Students are expected to teach for two semesters, usually in their second year.

Dissertation and FPO

The Ph.D. is awarded after the candidate’s doctoral dissertation has been accepted and the final public oral examination sustained.

Program description

The Joint Graduate Degree Program in Neuroscience is designed for students who want a Ph.D. primarily based in another discipline, but with a neuroscience component. Students graduate with a Ph.D. degree in "X and neuroscience," where X is their home department – for example, "psychology and neuroscience," or "molecular biology and neuroscience," or "philosophy and neuroscience." The program is designed for maximum flexibility.

Candidates should apply to one of the cooperating home departments, which include chemistry, ecology and evolutionary biology, molecular biology, philosophy, physics, psychology; departments in the School of Engineering; and the Program in Applied and Computational Mathematics. The candidate should fulfill the admission requirements of the chosen department.

Interested students should register as members of the Joint Graduate Degree Program in Neuroscience after their general exam. Please contact the PNI Graduate Program Administrator for more information.


Joint degree students must take two of the following four courses: NEU 501a, NEU 501b, NEU 502a, or NEU 502b. Additionally, all students in the joint program are expected to participate in the neuroscience seminar (NEU 511), which meets several times per semester.

General exam

Prior to the general examination, students must select a Ph.D. adviser affiliated with the Princeton Neuroscience Institute. Students are required to take and pass their general exam in their home department.

Dissertation and FPO

Students must carry out original research toward the dissertation with a core, associated, or affiliated Neuroscience Institute faculty member. In addition, at least one member of the student’s dissertation committee must be a core faculty member of the Princeton Neuroscience Institute, and the student’s Ph.D. dissertation research should have a significant neuroscience component.


  • Director of Graduate Studies

    • Jonathan W. Pillow
  • Director of Undergraduate Studies

    • Elizabeth Gould
  • Associated Faculty

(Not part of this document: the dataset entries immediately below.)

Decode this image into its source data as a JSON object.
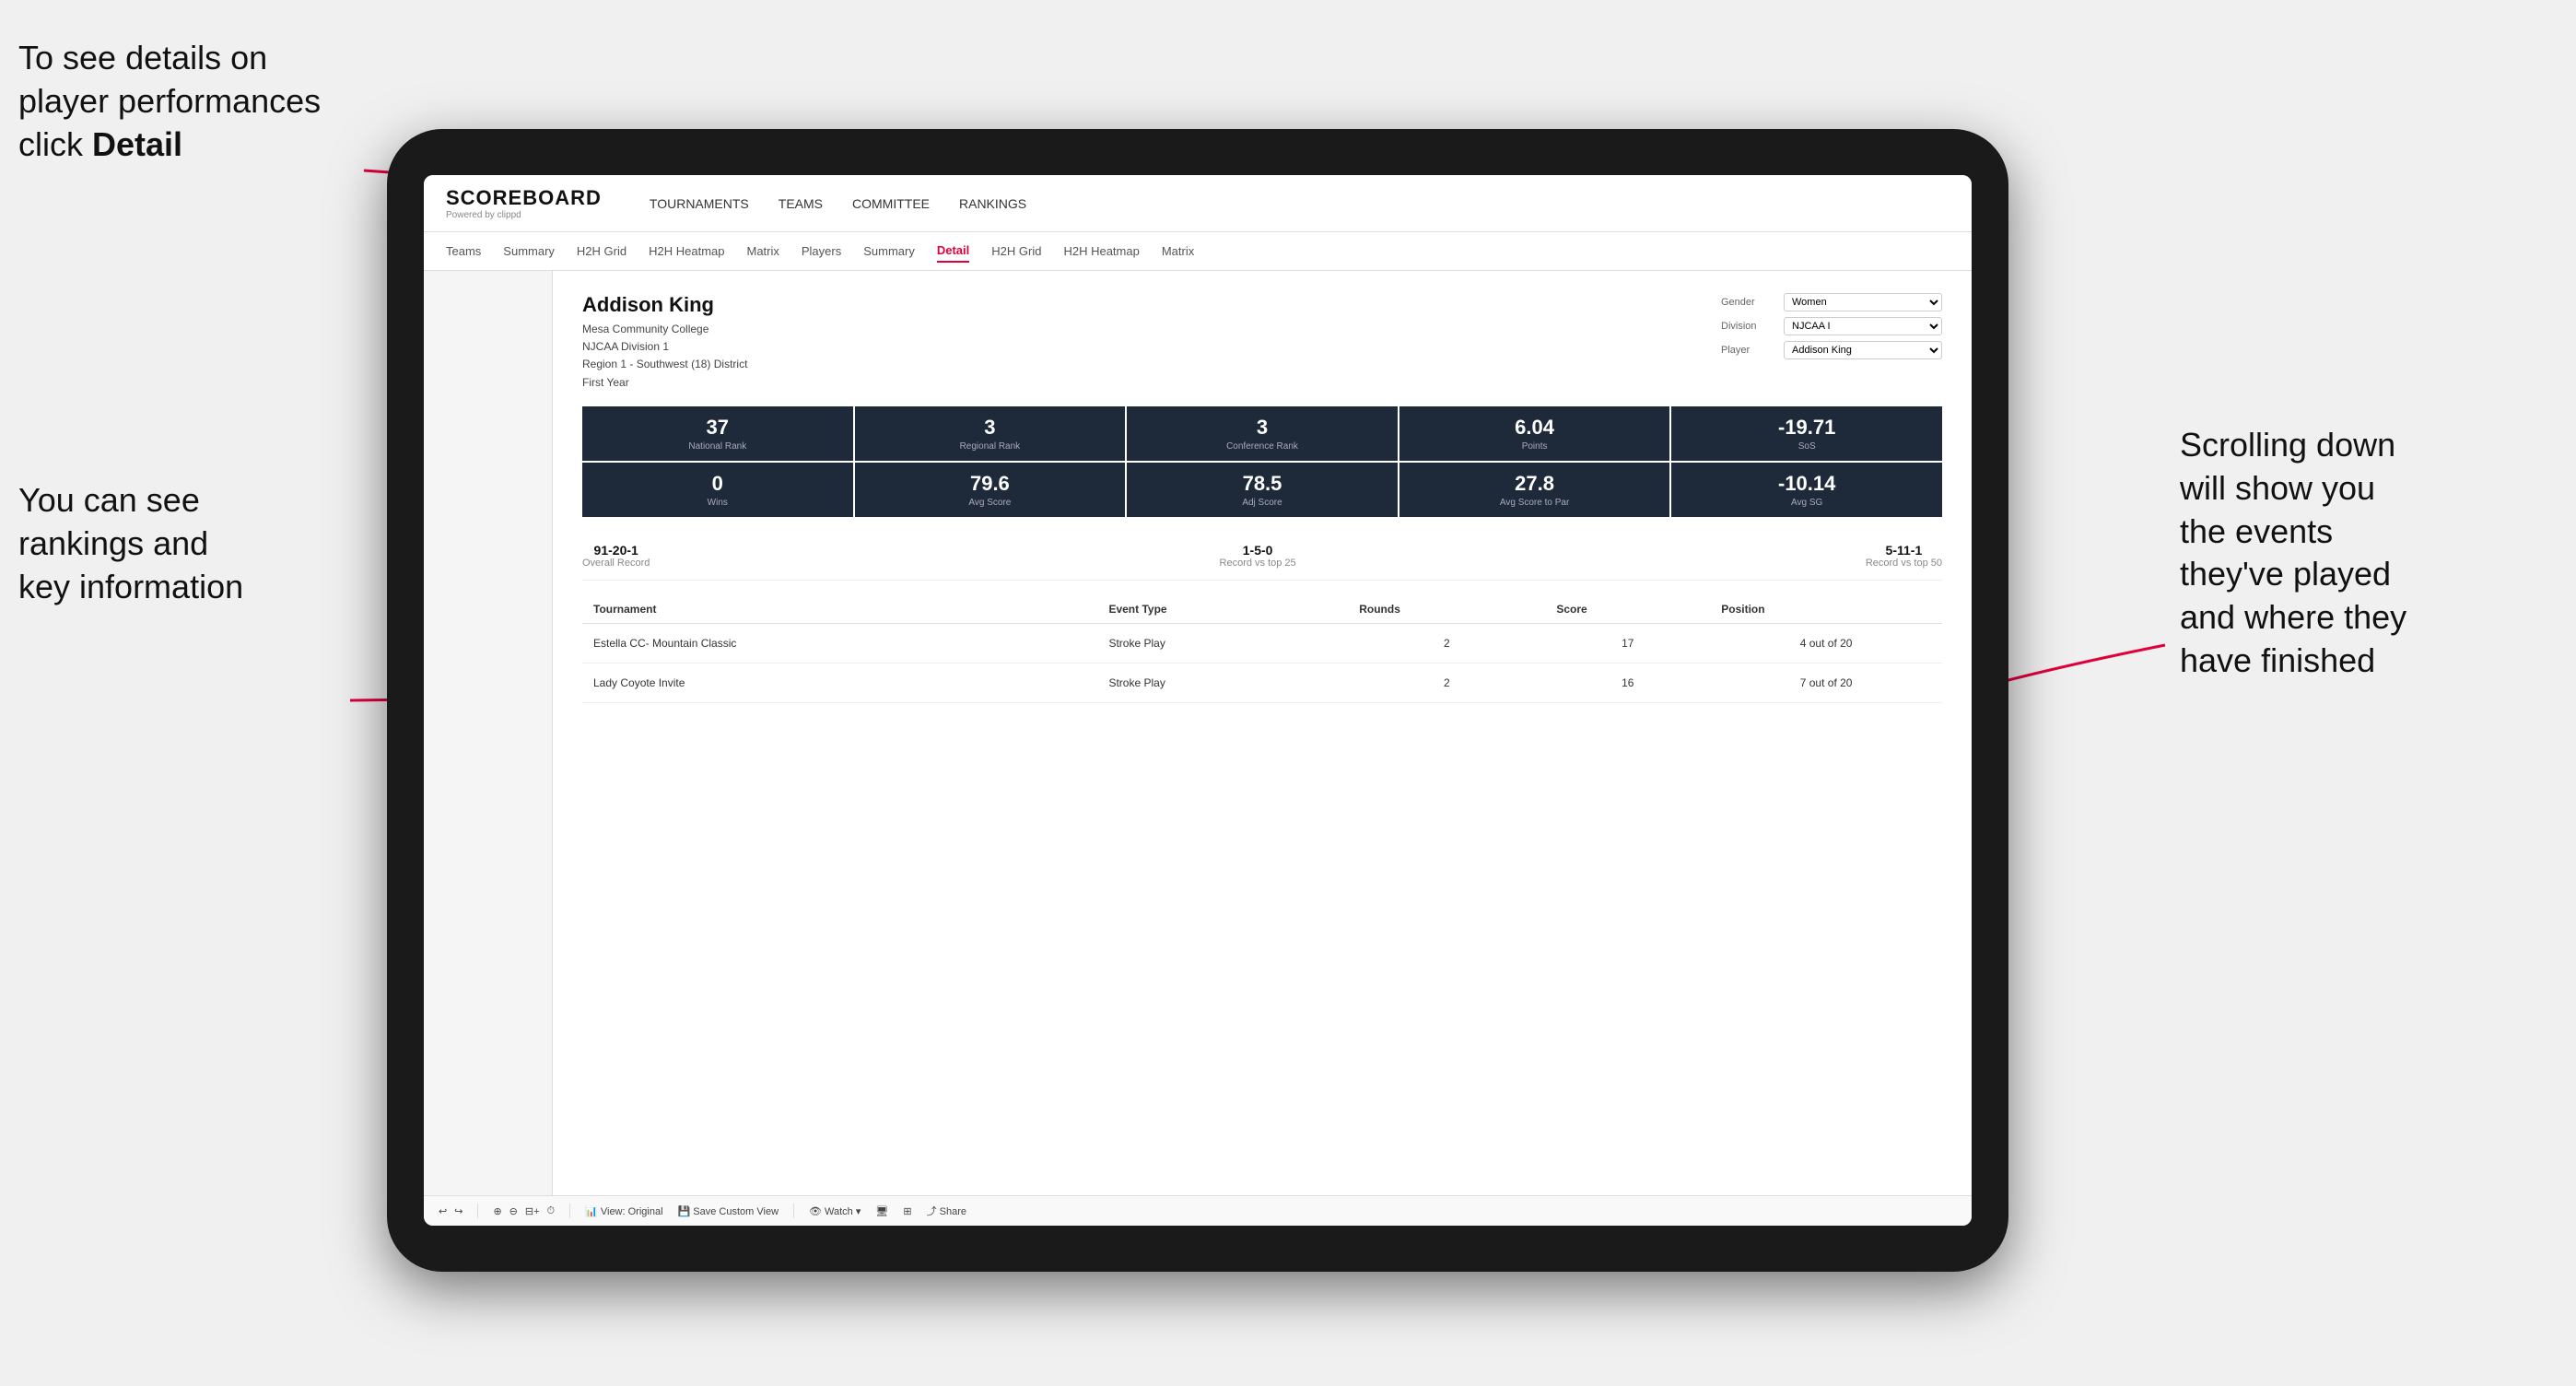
{
  "annotations": {
    "topleft": {
      "line1": "To see details on",
      "line2": "player performances",
      "line3_prefix": "click ",
      "line3_bold": "Detail"
    },
    "bottomleft": {
      "line1": "You can see",
      "line2": "rankings and",
      "line3": "key information"
    },
    "right": {
      "line1": "Scrolling down",
      "line2": "will show you",
      "line3": "the events",
      "line4": "they've played",
      "line5": "and where they",
      "line6": "have finished"
    }
  },
  "nav": {
    "logo_main": "SCOREBOARD",
    "logo_sub": "Powered by clippd",
    "items": [
      "TOURNAMENTS",
      "TEAMS",
      "COMMITTEE",
      "RANKINGS"
    ]
  },
  "subnav": {
    "items": [
      "Teams",
      "Summary",
      "H2H Grid",
      "H2H Heatmap",
      "Matrix",
      "Players",
      "Summary",
      "Detail",
      "H2H Grid",
      "H2H Heatmap",
      "Matrix"
    ],
    "active_index": 7
  },
  "player": {
    "name": "Addison King",
    "school": "Mesa Community College",
    "division": "NJCAA Division 1",
    "region": "Region 1 - Southwest (18) District",
    "year": "First Year"
  },
  "controls": {
    "gender_label": "Gender",
    "gender_value": "Women",
    "division_label": "Division",
    "division_value": "NJCAA I",
    "player_label": "Player",
    "player_value": "Addison King"
  },
  "stats_row1": [
    {
      "value": "37",
      "label": "National Rank"
    },
    {
      "value": "3",
      "label": "Regional Rank"
    },
    {
      "value": "3",
      "label": "Conference Rank"
    },
    {
      "value": "6.04",
      "label": "Points"
    },
    {
      "value": "-19.71",
      "label": "SoS"
    }
  ],
  "stats_row2": [
    {
      "value": "0",
      "label": "Wins"
    },
    {
      "value": "79.6",
      "label": "Avg Score"
    },
    {
      "value": "78.5",
      "label": "Adj Score"
    },
    {
      "value": "27.8",
      "label": "Avg Score to Par"
    },
    {
      "value": "-10.14",
      "label": "Avg SG"
    }
  ],
  "records": [
    {
      "value": "91-20-1",
      "label": "Overall Record"
    },
    {
      "value": "1-5-0",
      "label": "Record vs top 25"
    },
    {
      "value": "5-11-1",
      "label": "Record vs top 50"
    }
  ],
  "table": {
    "headers": [
      "Tournament",
      "Event Type",
      "Rounds",
      "Score",
      "Position"
    ],
    "rows": [
      {
        "tournament": "Estella CC- Mountain Classic",
        "event_type": "Stroke Play",
        "rounds": "2",
        "score": "17",
        "position": "4 out of 20"
      },
      {
        "tournament": "Lady Coyote Invite",
        "event_type": "Stroke Play",
        "rounds": "2",
        "score": "16",
        "position": "7 out of 20"
      }
    ]
  },
  "toolbar": {
    "items": [
      "↩",
      "↪",
      "⊕",
      "⊕",
      "—+",
      "⏱",
      "View: Original",
      "Save Custom View",
      "Watch ▾",
      "🖥",
      "⊞",
      "Share"
    ]
  }
}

    • William Bialek, Physics
    • Elizabeth R. Gavis, Molecular Biology
    • Coleen T. Murphy, Molecular Biology
    • Joshua W. Shaevitz, Physics
    • Diana I. Tamir, Psychology
    • Teodora Z. Todorova, Building Services

For a full list of faculty members and fellows please visit the department or program website.